Probability and Statistics Basic Probability and Statistics Math Forum 
 LinkBack  Thread Tools  Display Modes 
March 15th, 2016, 02:55 PM  #1 
Senior Member Joined: Sep 2012 Posts: 199 Thanks: 1  experimental errors
Okay here is my question. The other day in labs me and my lab partner did an experiment with thermocouples, the basic ice is 0V and bolling water and measure the voltage as temp decreased. Now we have be asked to workout the error now he has used standard deviation but to me this cannot be right. My reason are as follows: Because we are not measuring the same thing repeatly we cannot take an average. Normal SD is used for repeated work like say measuring a block of wood from 10 different point to get in mean width. Also there are technically two error that we have to account for. One the volt meter the other the thermometer. I recent read of a way of doing it in a error analysis book. which was assume either one was negligible and assume the one with error have the same uncertainty I.+/0.2. Which from the way I read seem completely valid. I cant remember the formula off top off my head I am very new to stats. It was basically linear regression or as the book put it least square value and then you work out the uncertainness on A and B. Now is there away to combine the uncertainness and make it just one uncertainty like Y(equiv)=x? any help on the matter would be much appreciated; many thanks in advance. 

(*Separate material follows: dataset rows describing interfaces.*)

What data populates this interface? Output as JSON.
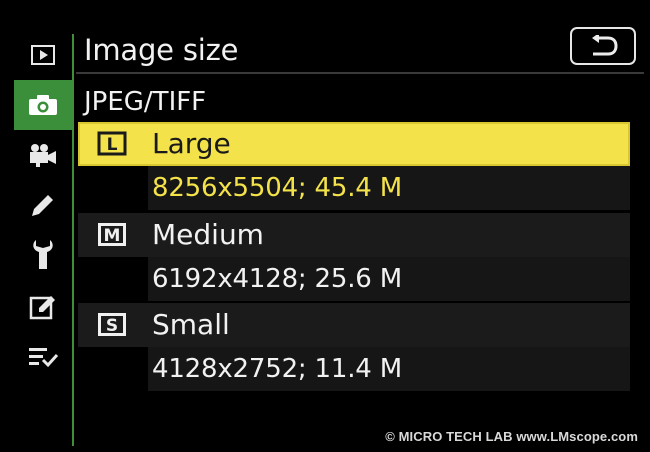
{
  "header": {
    "title": "Image size"
  },
  "section": {
    "label": "JPEG/TIFF"
  },
  "sidebar": {
    "items": [
      {
        "icon": "playback-icon",
        "active": false
      },
      {
        "icon": "camera-icon",
        "active": true
      },
      {
        "icon": "movie-camera-icon",
        "active": false
      },
      {
        "icon": "pencil-icon",
        "active": false
      },
      {
        "icon": "wrench-icon",
        "active": false
      },
      {
        "icon": "retouch-icon",
        "active": false
      },
      {
        "icon": "my-menu-icon",
        "active": false
      }
    ]
  },
  "options": [
    {
      "badge": "L",
      "label": "Large",
      "detail": "8256x5504; 45.4 M",
      "selected": true
    },
    {
      "badge": "M",
      "label": "Medium",
      "detail": "6192x4128; 25.6 M",
      "selected": false
    },
    {
      "badge": "S",
      "label": "Small",
      "detail": "4128x2752; 11.4 M",
      "selected": false
    }
  ],
  "watermark": "© MICRO TECH LAB   www.LMscope.com",
  "colors": {
    "highlight": "#f3e24a",
    "active_tab": "#3c8f3a",
    "background": "#000000"
  }
}
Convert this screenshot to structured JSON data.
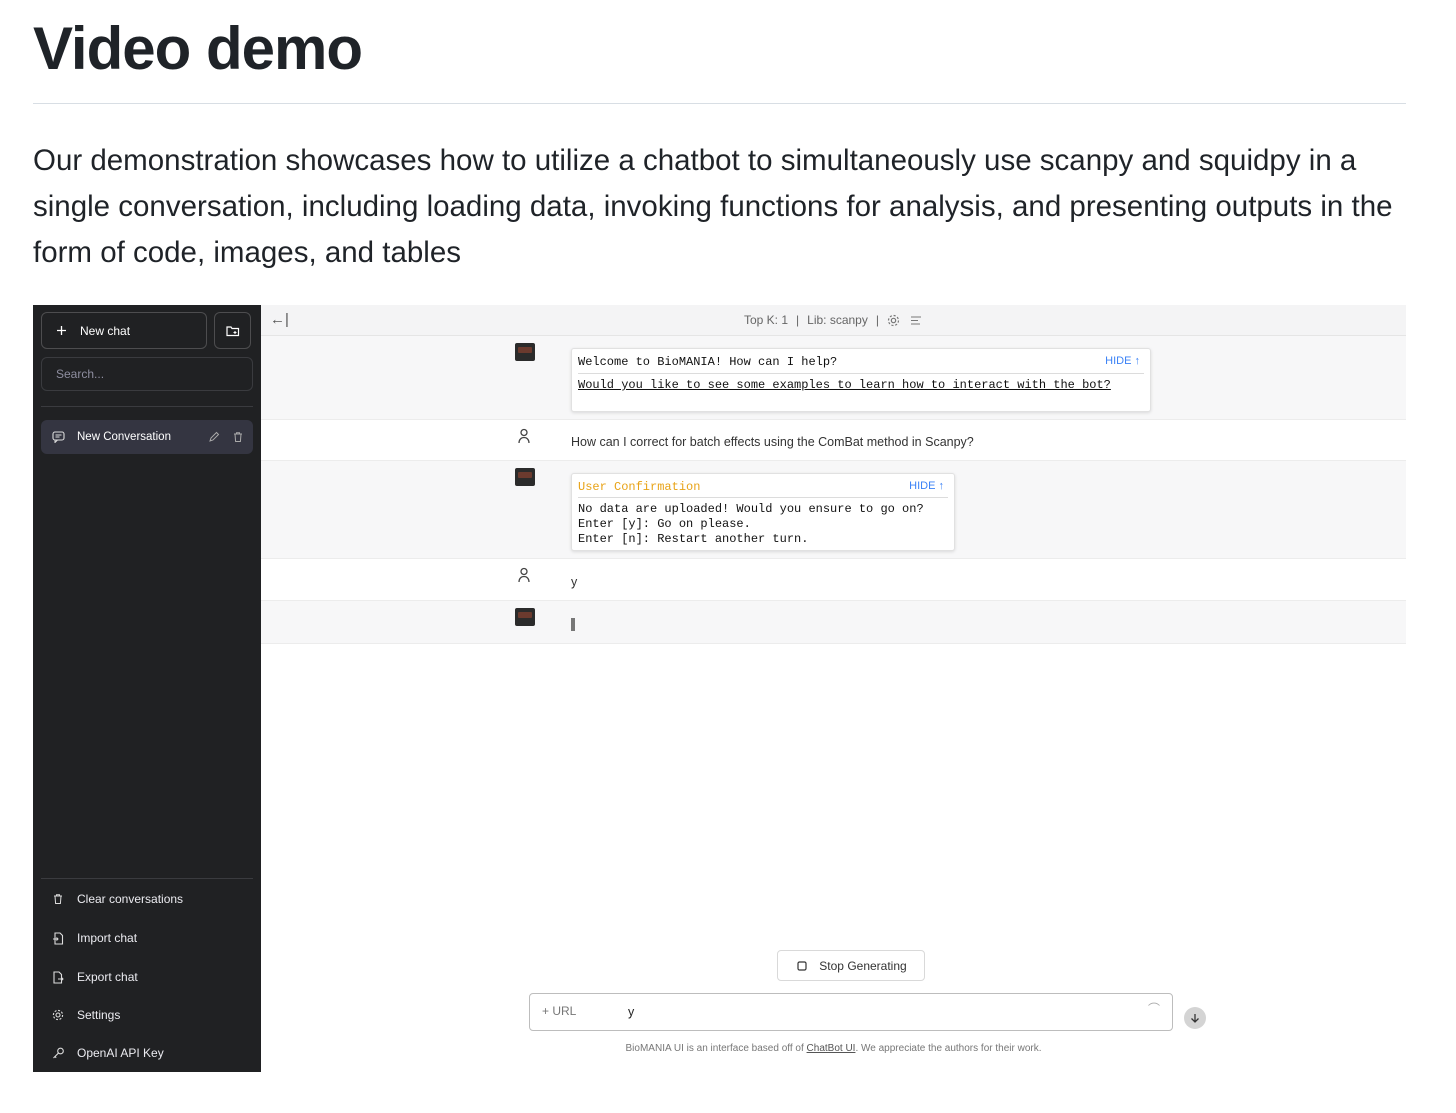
{
  "doc": {
    "title": "Video demo",
    "intro": "Our demonstration showcases how to utilize a chatbot to simultaneously use scanpy and squidpy in a single conversation, including loading data, invoking functions for analysis, and presenting outputs in the form of code, images, and tables"
  },
  "sidebar": {
    "new_chat_label": "New chat",
    "search_placeholder": "Search...",
    "conversation_label": "New Conversation",
    "menu": {
      "clear": "Clear conversations",
      "import": "Import chat",
      "export": "Export chat",
      "settings": "Settings",
      "api_key": "OpenAI API Key"
    }
  },
  "topbar": {
    "collapse_glyph": "←|",
    "status_topk": "Top K: 1",
    "status_sep": "|",
    "status_lib": "Lib: scanpy",
    "status_sep2": "|"
  },
  "messages": {
    "welcome": {
      "title": "Welcome to BioMANIA! How can I help?",
      "hide": "HIDE ↑",
      "link": "Would you like to see some examples to learn how to interact with the bot?"
    },
    "user_question": "How can I correct for batch effects using the ComBat method in Scanpy?",
    "confirmation": {
      "title": "User Confirmation",
      "hide": "HIDE ↑",
      "line1": "No data are uploaded! Would you ensure to go on?",
      "line2": "Enter [y]: Go on please.",
      "line3": "Enter [n]: Restart another turn."
    },
    "user_reply": "y"
  },
  "composer": {
    "stop_label": "Stop Generating",
    "url_label": "+ URL",
    "input_value": "y",
    "footer_prefix": "BioMANIA UI is an interface based off of ",
    "footer_link": "ChatBot UI",
    "footer_suffix": ". We appreciate the authors for their work."
  },
  "colors": {
    "sidebar_bg": "#202123",
    "accent_hide": "#3b82f6",
    "confirm_title": "#e8a317"
  },
  "icons": [
    "plus-icon",
    "folder-plus-icon",
    "chat-bubble-icon",
    "pencil-icon",
    "trash-icon",
    "import-icon",
    "export-icon",
    "gear-icon",
    "key-icon",
    "user-icon",
    "square-icon",
    "arrow-down-icon",
    "menu-lines-icon"
  ]
}
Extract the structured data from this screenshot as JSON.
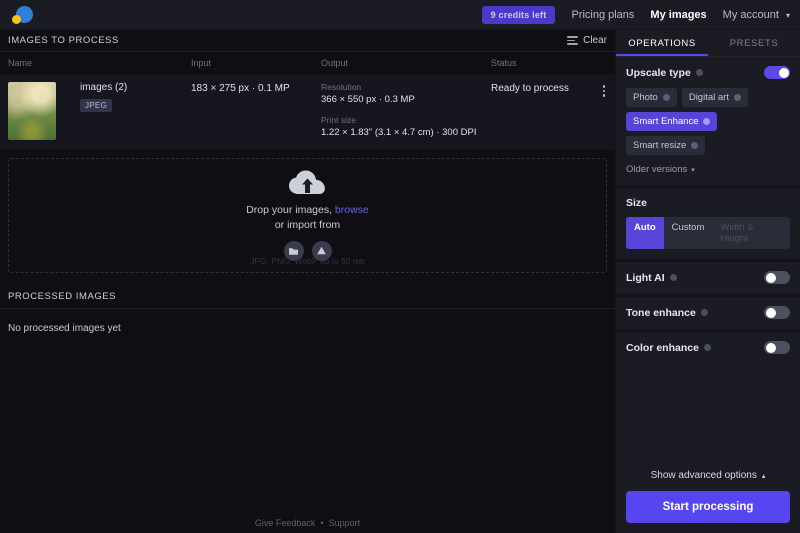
{
  "topbar": {
    "logo_name": "app-logo",
    "credits_badge": "9 credits left",
    "links": [
      {
        "label": "Pricing plans",
        "active": false
      },
      {
        "label": "My images",
        "active": true
      },
      {
        "label": "My account",
        "active": false
      }
    ]
  },
  "images_section": {
    "title": "IMAGES TO PROCESS",
    "clear_label": "Clear",
    "columns": {
      "name": "Name",
      "input": "Input",
      "output": "Output",
      "status": "Status"
    },
    "rows": [
      {
        "file_name": "images (2)",
        "format_tag": "JPEG",
        "input": "183 × 275 px · 0.1 MP",
        "output_resolution_label": "Resolution",
        "output_resolution_value": "366 × 550 px · 0.3 MP",
        "output_printsize_label": "Print size",
        "output_printsize_value": "1.22 × 1.83\" (3.1 × 4.7 cm) · 300 DPI",
        "status": "Ready to process"
      }
    ]
  },
  "dropzone": {
    "line1_prefix": "Drop your images, ",
    "browse": "browse",
    "line2": "or import from",
    "note": "JPG, PNG, WebP up to 50 mb",
    "import_sources": [
      "dropbox",
      "google-drive"
    ]
  },
  "processed_section": {
    "title": "PROCESSED IMAGES",
    "empty_text": "No processed images yet"
  },
  "footer": {
    "feedback": "Give Feedback",
    "separator": "•",
    "support": "Support"
  },
  "panel": {
    "tabs": [
      {
        "label": "OPERATIONS",
        "active": true
      },
      {
        "label": "PRESETS",
        "active": false
      }
    ],
    "upscale": {
      "title": "Upscale type",
      "enabled": true,
      "chips": [
        {
          "label": "Photo",
          "selected": false
        },
        {
          "label": "Digital art",
          "selected": false
        },
        {
          "label": "Smart Enhance",
          "selected": true
        },
        {
          "label": "Smart resize",
          "selected": false
        }
      ],
      "older_versions": "Older versions"
    },
    "size": {
      "title": "Size",
      "options": [
        {
          "label": "Auto",
          "selected": true,
          "disabled": false
        },
        {
          "label": "Custom",
          "selected": false,
          "disabled": false
        },
        {
          "label": "Width & Height",
          "selected": false,
          "disabled": true
        }
      ]
    },
    "toggles": [
      {
        "label": "Light AI",
        "enabled": false
      },
      {
        "label": "Tone enhance",
        "enabled": false
      },
      {
        "label": "Color enhance",
        "enabled": false
      }
    ],
    "advanced_label": "Show advanced options",
    "start_label": "Start processing"
  },
  "colors": {
    "accent": "#5645f0",
    "accent_muted": "#5645d8",
    "badge": "#4b3ac9",
    "panel_bg": "#1b1b24",
    "page_bg": "#0e0e13",
    "row_bg": "#16161e"
  }
}
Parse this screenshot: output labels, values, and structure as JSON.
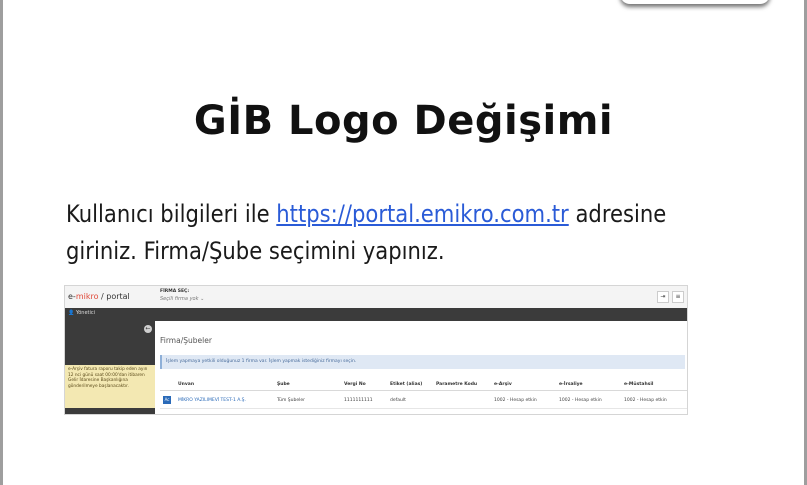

Tags 
errors, experimental 
Thread Tools  
Display Modes  

Similar Threads  
Thread  Thread Starter  Forum  Replies  Last Post 
ONE OF MANY ERRORS IN CALCULUS2  mishin05  Calculus  1  December 18th, 2012 03:27 PM 
ONE OF MANY ERRORS IN CALCULUS3  mishin05  Calculus  1  December 18th, 2012 01:27 PM 
How to evaluate an uncertainty involving an experimental cor  Helena17  Physics  0  August 31st, 2012 03:05 PM 
Compare experimental results  aris  Algebra  0  October 27th, 2011 03:23 PM